Expertise takes years. Decades sometimes. A specialist, on the other hand, can be anyone with an acute focus within a specific field. The more narrow your focus, the better you’ll stand out from the crowd. As a result, you’ll go from specialist to expert in due time (as in paying your dues).
Break Into Sports
Do Employers Hire Experts?
Yes! Not only do employers hire experts, they love them! All things being equal, employers will hire the expert over the “good at everything” person every time. Why? Because all of us — you and me included — hire experts to meet our needs in nearly every facet of our lives.
Think about it. If your Range Rover needs to be fixed, you won’t settle for Larry’s Auto Repair. If you go down with a knee injury, your family doctor just won’t do. If you sell your business for $50 million, you won’t have a general practice attorney write up the contract. Just like you and me, employers look for experts and/or specialists to meet specific needs.
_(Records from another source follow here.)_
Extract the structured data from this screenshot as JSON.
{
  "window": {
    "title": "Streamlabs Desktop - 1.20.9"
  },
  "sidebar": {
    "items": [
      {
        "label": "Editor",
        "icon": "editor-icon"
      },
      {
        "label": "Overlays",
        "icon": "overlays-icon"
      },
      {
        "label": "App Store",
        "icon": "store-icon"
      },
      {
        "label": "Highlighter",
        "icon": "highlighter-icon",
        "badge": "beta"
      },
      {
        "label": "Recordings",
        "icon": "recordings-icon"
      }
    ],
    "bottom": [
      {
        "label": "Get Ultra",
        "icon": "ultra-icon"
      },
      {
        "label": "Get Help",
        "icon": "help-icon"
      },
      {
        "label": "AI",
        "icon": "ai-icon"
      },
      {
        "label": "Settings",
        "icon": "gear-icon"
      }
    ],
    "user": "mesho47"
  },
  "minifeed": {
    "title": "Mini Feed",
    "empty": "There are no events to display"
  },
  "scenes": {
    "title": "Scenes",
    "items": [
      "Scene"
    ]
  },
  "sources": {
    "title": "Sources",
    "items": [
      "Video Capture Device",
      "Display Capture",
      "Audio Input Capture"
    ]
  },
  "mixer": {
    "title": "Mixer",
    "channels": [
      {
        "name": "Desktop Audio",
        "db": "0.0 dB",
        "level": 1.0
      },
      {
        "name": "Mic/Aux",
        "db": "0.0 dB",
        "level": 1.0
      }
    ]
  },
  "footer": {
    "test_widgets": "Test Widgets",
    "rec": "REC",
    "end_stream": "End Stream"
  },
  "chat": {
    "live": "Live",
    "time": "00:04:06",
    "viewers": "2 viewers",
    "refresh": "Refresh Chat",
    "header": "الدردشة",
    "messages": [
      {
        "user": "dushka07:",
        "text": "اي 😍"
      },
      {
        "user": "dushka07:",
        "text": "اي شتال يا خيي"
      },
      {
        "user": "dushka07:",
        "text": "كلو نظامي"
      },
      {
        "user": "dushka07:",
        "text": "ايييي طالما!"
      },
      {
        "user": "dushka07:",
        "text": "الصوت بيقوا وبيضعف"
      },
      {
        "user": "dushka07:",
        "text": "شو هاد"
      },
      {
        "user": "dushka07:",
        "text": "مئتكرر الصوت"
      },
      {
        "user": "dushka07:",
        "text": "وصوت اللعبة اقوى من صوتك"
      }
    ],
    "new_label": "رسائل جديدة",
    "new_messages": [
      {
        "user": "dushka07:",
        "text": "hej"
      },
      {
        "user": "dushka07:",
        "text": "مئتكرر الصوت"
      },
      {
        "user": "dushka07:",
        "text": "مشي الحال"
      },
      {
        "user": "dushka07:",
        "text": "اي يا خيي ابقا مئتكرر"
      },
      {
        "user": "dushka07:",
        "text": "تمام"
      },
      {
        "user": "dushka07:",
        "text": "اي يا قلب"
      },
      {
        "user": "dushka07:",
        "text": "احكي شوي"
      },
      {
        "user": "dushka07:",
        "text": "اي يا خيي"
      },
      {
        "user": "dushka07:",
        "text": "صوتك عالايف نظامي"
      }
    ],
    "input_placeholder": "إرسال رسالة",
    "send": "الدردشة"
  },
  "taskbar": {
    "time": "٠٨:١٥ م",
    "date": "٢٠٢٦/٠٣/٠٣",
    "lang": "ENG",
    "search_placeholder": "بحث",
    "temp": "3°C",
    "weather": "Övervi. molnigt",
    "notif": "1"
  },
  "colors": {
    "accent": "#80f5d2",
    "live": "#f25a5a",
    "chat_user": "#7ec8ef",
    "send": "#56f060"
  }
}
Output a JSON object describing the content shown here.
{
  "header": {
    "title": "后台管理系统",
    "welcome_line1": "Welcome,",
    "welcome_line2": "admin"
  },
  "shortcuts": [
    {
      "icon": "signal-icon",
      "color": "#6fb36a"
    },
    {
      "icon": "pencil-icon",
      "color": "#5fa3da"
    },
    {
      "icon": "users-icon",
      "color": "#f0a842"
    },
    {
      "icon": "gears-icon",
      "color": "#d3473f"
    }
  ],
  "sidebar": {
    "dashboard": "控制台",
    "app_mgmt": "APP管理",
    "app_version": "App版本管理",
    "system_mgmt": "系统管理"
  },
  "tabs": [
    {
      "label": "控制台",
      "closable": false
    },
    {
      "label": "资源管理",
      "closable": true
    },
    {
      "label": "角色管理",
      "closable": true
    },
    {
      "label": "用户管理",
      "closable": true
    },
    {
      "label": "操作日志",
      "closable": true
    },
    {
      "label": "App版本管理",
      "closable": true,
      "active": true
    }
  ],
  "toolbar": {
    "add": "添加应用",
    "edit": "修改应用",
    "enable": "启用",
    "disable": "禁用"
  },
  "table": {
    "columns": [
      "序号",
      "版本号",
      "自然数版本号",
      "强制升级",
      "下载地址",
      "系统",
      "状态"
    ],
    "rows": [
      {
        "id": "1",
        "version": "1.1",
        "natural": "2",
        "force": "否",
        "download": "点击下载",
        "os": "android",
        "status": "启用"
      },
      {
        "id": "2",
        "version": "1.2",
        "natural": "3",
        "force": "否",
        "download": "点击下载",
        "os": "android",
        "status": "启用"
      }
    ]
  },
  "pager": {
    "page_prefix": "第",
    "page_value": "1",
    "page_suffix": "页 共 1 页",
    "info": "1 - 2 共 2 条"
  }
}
What’s Your Brand Position?
Jay-Z says, “I’m not a businessman. I’m a business, man.” To break into sports, you need the same mindset. If you position yourself as a business, or a brand, what sets you apart? What’s your expertise? What’s your specialty?
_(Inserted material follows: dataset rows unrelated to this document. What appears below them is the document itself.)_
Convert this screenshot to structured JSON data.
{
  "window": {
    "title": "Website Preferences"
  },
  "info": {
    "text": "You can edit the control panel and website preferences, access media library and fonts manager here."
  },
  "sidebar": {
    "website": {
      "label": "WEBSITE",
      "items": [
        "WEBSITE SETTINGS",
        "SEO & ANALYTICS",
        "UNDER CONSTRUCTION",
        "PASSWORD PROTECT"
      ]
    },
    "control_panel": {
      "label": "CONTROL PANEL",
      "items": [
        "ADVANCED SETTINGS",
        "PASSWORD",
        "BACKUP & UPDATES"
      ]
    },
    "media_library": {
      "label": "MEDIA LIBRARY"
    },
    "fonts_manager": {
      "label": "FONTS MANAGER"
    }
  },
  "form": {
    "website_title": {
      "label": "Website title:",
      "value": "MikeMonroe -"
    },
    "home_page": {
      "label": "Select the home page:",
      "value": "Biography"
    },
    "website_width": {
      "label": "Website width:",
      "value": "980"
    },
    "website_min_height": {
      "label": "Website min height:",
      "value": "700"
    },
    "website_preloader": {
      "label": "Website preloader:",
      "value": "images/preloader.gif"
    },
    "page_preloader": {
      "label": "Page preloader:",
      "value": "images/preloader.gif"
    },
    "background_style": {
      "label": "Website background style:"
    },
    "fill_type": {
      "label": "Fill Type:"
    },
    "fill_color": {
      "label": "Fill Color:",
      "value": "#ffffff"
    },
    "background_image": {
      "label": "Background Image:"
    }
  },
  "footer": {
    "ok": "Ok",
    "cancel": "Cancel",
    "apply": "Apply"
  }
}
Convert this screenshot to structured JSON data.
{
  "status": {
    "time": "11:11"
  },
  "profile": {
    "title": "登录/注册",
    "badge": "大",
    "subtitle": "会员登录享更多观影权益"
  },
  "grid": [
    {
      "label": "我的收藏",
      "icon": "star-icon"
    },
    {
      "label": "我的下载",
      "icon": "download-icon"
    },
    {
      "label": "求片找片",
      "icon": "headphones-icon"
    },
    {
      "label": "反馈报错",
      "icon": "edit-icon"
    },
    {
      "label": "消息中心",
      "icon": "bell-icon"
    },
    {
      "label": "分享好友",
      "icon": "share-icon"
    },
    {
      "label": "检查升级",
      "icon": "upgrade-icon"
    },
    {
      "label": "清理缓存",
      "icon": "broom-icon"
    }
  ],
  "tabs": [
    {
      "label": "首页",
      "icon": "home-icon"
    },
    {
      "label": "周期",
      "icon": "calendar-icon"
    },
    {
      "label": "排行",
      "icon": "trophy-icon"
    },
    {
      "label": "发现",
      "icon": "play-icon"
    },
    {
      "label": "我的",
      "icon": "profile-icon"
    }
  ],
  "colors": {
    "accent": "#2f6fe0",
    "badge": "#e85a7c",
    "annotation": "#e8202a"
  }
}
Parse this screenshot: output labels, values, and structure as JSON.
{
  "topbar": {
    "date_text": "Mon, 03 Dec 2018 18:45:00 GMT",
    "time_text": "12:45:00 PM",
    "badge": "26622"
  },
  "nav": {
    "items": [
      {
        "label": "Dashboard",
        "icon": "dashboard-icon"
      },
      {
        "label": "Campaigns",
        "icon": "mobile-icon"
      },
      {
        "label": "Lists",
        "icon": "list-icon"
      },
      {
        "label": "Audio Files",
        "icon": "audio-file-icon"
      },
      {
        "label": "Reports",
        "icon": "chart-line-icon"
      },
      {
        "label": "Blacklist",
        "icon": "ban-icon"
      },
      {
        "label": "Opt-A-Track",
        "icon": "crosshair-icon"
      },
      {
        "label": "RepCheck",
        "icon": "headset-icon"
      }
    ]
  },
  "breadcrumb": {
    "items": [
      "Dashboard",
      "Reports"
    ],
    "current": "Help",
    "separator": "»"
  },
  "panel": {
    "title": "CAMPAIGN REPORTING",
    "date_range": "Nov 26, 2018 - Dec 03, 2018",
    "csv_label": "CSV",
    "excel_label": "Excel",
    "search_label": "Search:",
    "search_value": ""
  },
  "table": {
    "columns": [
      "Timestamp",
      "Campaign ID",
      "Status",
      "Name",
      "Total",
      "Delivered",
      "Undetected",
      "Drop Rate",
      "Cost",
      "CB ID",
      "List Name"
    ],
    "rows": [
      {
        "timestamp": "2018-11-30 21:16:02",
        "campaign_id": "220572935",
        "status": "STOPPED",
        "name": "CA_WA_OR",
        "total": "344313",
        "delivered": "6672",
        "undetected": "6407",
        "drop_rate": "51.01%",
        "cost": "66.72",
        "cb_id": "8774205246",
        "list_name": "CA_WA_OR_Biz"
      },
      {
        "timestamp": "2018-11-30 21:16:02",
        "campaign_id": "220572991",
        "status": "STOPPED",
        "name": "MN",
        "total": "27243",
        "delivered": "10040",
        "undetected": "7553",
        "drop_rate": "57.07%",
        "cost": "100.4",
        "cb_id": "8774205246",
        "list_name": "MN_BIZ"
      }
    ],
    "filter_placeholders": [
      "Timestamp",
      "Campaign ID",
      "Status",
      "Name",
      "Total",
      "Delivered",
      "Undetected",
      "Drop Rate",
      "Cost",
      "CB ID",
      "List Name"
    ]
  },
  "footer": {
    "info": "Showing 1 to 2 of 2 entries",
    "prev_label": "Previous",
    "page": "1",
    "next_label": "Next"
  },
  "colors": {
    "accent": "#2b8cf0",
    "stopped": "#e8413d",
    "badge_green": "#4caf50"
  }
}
When I first tried to break into sports over 20 years ago, I was in the same shoes you’re in today. Like many of you, I didn’t know anyone in sports. And even worse, no one knew me. I couldn’t contact NBC Sports and say, “Hi, this is Chris McKinney. I love NBC. I have a passion for sports. And I have a degree in communications. You should hire me.” I tried that, but they wouldn’t even take my call. So, I had to do something drastic…
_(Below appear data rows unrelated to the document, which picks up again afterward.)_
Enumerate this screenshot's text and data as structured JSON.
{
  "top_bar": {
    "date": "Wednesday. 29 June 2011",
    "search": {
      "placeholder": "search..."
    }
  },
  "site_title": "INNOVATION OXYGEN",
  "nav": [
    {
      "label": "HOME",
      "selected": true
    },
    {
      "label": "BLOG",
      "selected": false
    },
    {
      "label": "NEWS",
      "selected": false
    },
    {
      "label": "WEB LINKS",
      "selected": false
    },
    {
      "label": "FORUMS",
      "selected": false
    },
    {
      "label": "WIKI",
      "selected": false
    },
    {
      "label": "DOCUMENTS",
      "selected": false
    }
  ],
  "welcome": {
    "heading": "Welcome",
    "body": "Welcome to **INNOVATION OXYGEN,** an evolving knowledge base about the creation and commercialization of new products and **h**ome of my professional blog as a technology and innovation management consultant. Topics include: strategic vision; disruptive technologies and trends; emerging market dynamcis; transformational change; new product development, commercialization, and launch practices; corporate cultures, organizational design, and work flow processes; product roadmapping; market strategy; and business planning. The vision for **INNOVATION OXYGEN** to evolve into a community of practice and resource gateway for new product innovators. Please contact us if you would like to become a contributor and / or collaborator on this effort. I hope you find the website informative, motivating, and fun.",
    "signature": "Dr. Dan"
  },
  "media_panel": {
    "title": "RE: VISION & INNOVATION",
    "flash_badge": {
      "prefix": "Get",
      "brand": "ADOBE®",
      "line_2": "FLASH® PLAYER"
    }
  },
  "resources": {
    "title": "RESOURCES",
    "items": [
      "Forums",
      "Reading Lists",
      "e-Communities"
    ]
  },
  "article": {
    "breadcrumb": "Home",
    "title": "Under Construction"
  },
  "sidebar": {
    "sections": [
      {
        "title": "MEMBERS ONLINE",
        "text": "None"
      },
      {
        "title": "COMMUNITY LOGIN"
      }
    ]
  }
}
What I did was implement a new Brand Position Strategy. Instead of a generic “I have a passion for sports” message, I re-positioned myself as someone that specialized in reaching Generation X. (Keep in mind, this was two decades ago and Gen X was the most sought-after demo in all of marketing, much like Millennials are today.)
By simply re-positioning myself as a “GenXpert,” I was able to get the attention of my targeted sports employers. And more importantly, I was able to highlight my value by showing how my specialty would meet a very specific need.
Does Your Expertise Solve Problems?
You can implement the same Brand Position Strategy that worked for me. The key, however, is to attach your expertise/specialty in a way that solves real problems, or meets true needs.
If your specialty is in social media, what does that mean? How does it relate to sports employers? What problem are you solving? Regardless of the field you go into, whether it’s Sports PR, Sports Law, Sports Medicine, Sports Media, whatever, find the one or two things you do extremely well and attach it to a need within your chosen field.
As I’m writing this, 60 Minutes is showing a news story that makes my point. (For you 20-somethings, 60 Minutes is the original investigation-centered television news program enjoyed by news junkies in their mid-to-late 40s like me. And older.) This particular story is about the Pakistani-born billionaire who now owns the NFL’s Jacksonville Jaguars. It as nothing to do with a foreign-born sports exec working at the highest level in #SportsBiz. It has everything to do with how this mogul made his money.
Shahid Khan was 16 when he moved from Pakistan to the United States to attend the University of Illinois. While hanging out in the basement of his fraternity house, he began his American dream of owning an NFL team. Kahn’s dream-turned-plan crossed the goal line when he purchased the Jaguars for $760 million. But how’d he make all that loot?
Khan built his empire using the same principles I’m teaching you here. He owns an auto parts manufacturing company. But instead of making an entire slew of products, he focuses on just one: truck bumpers. By identifying an area where he can specialize, not only has he become an expert over time, he’s now dominating the bumper business and making billions.
This is simple stuff. Focus on what you do well. Specialize. Become an expert. Find someone willing to pay you for it. Enjoy life.
Three Important Questions
1. Who are the experts in your chosen field? (Engage them. Become a sponge.)
2. What specific problem is your expertise/specialty solving? (The more narrow your specialty, the more attractive you are.)
3. Which companies hire experts/specialist like you? (Market yourself accordingly.)